And when you attend a CSC support group, there’s no need to hide any pain you may be feeling.

“Our groups follow a come-as-you-are mentality, which includes sharing how your pain truly makes you feel,” says Kelly. “When you are vulnerable about how the pain impacts your emotions, there begins to be a shift in mentality. You begin to gain back some control by putting a name to those feelings.”

Find a Caring and Supportive Location Near You

Support groups are just one way to connect with others when you’re coping with cancer and its side effects. CSC locations also offer programs like educational workshops and yoga classes.

“For those who are more doers than talkers, healthy lifestyle activities such as yoga and meditation can help bring calm to your mind in times of pain,” Kelly notes. “In either setting, you’re surrounded by others trying to manage the pain that comes with a cancer diagnosis or its treatment. And that community of shared experience can be powerfully uplifting.”

Do you experience nausea or vomiting? Watch this video for tips to manage these side effects.
Connect With Others Online

If you are living with cancer or navigating survivorship, but you don’t live near one of our physical Gilda’s Club or CSC locations, we have you covered. Connect with others like you through our digital support community, MyLifeLine.

When you join MyLifeLine, you can create a private site to document your journey and receive support from friends and family along the way. There are also discussion forums on a variety of cancer-related topics like Coping With Side Effects, Living With Breast Cancer, Nutrition & Wellness, and more.

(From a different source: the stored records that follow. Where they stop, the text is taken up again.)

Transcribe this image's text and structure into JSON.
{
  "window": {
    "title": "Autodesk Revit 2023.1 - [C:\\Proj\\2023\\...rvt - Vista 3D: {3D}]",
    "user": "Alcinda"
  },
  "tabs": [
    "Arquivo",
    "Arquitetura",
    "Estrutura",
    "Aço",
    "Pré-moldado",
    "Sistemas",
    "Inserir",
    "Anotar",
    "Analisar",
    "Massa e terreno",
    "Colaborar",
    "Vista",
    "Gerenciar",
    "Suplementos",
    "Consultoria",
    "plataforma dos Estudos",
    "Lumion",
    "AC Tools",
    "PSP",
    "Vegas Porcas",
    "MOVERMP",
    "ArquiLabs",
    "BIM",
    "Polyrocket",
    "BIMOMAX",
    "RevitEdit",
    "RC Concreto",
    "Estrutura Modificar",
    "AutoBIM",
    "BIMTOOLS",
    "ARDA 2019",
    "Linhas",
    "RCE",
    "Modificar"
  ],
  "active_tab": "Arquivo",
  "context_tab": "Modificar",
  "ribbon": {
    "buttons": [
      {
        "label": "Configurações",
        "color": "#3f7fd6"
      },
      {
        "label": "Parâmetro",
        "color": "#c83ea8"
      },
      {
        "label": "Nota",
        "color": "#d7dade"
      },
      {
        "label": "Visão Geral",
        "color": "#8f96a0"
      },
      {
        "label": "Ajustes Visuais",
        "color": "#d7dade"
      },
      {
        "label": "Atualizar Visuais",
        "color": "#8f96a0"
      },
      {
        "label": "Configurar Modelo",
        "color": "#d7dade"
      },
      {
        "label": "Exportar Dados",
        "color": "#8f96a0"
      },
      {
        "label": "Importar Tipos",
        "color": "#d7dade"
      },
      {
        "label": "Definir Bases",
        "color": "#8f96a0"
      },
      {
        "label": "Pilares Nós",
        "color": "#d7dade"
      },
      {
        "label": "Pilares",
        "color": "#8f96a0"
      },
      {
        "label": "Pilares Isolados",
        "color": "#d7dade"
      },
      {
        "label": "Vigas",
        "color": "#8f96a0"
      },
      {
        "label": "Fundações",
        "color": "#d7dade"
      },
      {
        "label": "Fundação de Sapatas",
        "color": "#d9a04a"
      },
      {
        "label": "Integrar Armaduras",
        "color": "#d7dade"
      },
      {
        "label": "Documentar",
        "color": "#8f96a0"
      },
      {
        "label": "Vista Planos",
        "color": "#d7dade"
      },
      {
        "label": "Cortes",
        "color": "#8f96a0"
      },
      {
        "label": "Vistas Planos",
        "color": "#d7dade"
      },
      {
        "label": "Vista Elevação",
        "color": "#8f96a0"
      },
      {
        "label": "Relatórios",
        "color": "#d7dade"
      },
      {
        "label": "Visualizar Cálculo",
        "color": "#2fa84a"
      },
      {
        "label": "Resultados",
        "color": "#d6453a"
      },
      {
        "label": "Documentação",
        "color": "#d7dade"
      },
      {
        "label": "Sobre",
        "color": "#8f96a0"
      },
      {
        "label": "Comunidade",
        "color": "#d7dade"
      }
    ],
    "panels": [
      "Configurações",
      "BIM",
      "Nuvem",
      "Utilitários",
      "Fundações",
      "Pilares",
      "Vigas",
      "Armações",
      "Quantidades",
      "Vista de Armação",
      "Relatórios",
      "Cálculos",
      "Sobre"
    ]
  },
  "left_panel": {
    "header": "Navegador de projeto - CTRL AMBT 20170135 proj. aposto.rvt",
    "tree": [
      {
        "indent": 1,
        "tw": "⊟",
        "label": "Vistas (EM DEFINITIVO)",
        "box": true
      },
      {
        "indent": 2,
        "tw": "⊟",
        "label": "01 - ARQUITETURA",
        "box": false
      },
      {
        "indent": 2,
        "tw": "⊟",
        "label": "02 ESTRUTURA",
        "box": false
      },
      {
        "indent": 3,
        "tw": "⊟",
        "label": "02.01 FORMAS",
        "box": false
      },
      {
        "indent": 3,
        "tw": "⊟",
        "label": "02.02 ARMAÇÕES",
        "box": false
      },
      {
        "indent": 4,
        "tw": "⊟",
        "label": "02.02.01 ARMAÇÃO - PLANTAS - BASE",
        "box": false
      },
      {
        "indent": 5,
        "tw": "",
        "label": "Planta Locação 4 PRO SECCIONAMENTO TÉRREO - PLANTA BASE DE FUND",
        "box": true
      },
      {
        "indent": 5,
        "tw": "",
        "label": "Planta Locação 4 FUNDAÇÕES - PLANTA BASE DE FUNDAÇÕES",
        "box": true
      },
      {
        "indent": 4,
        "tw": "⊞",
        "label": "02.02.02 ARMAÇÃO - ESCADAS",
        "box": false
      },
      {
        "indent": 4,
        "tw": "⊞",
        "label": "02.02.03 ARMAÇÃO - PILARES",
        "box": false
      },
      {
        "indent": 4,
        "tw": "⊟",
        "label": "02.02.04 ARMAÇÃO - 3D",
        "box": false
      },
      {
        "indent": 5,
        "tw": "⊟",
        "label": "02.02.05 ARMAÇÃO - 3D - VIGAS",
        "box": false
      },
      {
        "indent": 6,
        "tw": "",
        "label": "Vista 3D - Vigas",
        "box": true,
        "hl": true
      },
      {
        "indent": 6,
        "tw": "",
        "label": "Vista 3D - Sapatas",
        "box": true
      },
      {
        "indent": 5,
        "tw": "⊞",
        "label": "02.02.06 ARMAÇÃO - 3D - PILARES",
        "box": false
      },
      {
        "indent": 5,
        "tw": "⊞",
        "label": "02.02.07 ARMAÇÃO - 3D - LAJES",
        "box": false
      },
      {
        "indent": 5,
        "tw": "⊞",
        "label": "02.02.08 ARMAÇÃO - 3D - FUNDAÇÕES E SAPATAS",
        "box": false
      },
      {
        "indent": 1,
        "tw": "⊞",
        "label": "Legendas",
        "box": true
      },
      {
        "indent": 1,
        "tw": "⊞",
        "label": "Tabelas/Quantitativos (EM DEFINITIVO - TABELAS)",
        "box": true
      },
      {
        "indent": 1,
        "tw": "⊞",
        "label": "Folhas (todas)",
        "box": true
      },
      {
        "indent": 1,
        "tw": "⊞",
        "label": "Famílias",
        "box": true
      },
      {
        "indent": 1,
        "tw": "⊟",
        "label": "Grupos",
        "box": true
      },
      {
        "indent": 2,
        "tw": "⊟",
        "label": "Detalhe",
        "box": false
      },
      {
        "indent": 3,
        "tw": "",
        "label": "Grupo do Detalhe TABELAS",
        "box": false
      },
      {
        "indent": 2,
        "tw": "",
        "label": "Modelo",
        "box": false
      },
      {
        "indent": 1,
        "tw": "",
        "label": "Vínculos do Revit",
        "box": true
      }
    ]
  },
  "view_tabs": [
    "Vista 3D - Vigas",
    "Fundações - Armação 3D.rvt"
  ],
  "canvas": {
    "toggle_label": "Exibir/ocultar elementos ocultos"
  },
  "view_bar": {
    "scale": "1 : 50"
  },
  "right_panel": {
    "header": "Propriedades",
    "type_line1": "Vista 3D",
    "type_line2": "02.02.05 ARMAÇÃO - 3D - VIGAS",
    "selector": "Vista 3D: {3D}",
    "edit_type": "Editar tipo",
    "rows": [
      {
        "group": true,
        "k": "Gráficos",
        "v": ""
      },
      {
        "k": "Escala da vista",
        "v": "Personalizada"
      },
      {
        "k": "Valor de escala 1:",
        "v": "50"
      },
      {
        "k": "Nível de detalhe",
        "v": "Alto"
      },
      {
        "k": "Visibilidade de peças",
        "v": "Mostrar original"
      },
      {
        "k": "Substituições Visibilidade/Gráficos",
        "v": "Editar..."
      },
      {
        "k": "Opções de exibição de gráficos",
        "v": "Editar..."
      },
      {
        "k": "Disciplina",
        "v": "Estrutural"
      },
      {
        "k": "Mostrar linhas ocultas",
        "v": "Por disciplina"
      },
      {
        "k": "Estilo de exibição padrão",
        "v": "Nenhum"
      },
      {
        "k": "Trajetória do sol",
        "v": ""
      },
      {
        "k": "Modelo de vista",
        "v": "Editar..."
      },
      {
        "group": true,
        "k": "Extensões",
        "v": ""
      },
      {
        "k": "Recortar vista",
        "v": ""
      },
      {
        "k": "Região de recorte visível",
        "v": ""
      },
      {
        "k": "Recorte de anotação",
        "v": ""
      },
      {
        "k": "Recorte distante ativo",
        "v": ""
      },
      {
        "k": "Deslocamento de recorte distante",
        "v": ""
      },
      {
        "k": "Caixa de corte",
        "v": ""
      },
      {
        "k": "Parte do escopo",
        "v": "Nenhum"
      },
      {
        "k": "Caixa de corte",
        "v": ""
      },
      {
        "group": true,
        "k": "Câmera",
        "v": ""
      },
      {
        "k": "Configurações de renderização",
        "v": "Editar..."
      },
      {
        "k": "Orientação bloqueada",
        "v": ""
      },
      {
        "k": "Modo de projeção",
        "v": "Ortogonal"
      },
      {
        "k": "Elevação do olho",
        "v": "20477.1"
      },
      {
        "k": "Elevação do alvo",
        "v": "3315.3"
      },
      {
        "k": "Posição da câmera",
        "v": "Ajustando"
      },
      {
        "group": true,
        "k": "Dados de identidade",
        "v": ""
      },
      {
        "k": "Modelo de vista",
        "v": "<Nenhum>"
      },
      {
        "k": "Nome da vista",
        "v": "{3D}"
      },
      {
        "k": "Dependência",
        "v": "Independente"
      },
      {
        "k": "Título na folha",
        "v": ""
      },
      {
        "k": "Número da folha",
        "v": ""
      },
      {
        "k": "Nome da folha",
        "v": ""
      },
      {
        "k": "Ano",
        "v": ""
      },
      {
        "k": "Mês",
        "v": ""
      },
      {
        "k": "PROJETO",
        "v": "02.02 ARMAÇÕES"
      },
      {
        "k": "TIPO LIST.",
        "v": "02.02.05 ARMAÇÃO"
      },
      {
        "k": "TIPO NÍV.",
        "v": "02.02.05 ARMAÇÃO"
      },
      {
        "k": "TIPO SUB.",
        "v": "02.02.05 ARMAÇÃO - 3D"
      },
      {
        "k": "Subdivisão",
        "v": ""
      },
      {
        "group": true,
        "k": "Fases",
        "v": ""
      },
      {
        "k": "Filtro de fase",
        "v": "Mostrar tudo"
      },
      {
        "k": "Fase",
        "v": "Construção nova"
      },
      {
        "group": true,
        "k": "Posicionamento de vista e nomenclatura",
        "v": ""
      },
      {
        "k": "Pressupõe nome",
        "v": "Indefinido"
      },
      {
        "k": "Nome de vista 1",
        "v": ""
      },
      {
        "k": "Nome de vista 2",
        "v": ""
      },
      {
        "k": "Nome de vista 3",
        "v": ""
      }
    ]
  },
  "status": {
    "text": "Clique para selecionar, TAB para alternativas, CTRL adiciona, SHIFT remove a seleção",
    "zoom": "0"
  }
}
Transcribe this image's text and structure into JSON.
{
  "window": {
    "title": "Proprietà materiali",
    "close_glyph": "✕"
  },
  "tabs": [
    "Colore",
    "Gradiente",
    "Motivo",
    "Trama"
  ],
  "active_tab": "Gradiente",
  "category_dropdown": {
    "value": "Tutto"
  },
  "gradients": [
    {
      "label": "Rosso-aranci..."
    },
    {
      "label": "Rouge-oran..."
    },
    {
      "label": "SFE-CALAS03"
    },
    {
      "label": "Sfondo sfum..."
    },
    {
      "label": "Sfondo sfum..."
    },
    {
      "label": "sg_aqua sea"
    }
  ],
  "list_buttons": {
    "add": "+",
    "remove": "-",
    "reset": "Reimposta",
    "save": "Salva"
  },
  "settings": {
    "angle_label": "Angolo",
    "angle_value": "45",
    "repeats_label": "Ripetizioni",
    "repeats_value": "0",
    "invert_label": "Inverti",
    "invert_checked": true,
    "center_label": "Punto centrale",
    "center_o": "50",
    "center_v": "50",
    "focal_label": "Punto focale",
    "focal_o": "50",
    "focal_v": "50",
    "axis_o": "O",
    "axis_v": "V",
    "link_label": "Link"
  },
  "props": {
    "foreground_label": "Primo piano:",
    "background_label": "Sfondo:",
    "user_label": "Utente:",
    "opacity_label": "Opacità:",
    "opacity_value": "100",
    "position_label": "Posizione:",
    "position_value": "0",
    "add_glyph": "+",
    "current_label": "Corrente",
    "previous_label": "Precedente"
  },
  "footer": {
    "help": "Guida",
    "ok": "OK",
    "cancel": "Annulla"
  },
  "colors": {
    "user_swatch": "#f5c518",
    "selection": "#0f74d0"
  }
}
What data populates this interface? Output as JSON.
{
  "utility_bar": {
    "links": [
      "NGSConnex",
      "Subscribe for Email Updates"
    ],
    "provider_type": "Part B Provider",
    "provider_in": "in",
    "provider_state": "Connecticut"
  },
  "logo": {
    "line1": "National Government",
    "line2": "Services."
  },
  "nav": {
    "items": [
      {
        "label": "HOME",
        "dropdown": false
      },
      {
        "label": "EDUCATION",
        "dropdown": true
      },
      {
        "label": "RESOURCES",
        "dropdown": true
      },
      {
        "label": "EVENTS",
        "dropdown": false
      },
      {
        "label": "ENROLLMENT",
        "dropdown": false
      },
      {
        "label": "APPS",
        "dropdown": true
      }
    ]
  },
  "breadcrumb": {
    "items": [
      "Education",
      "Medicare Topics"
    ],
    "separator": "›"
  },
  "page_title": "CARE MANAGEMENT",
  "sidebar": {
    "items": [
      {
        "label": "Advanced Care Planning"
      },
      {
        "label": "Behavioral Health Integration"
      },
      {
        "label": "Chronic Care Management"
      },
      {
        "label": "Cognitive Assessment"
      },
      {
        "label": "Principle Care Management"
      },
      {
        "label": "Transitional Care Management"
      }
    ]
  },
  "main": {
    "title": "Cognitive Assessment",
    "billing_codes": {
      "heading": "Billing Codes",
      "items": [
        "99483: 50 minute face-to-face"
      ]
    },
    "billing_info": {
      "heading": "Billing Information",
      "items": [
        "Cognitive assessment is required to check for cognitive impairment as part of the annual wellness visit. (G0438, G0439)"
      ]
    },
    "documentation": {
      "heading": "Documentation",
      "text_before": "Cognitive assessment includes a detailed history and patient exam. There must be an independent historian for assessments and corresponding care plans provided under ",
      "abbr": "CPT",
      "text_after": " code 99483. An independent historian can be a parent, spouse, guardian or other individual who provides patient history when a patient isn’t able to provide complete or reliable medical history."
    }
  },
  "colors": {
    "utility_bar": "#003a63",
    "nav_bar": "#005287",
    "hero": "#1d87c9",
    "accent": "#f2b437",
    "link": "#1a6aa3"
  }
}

Members can join as many forums as they wish to connect with others like them.

Build Your Online Community Now


To conclude, there are many ways to connect with others when coping with cancer and its side effects. Online discussion forums, support groups, counseling, and peer mentorship are just some examples. Through these types of connections, there’s the opportunity to learn about new coping tips and strategies that have worked for others.

“By connecting with others who have been through something similar,” says our Helpline navigator Brittany, “you are getting first-hand experience of how they have lived and managed the physical side effects of cancer and treatment. This can help a person feel less alone and feel more heard in their cancer experience.”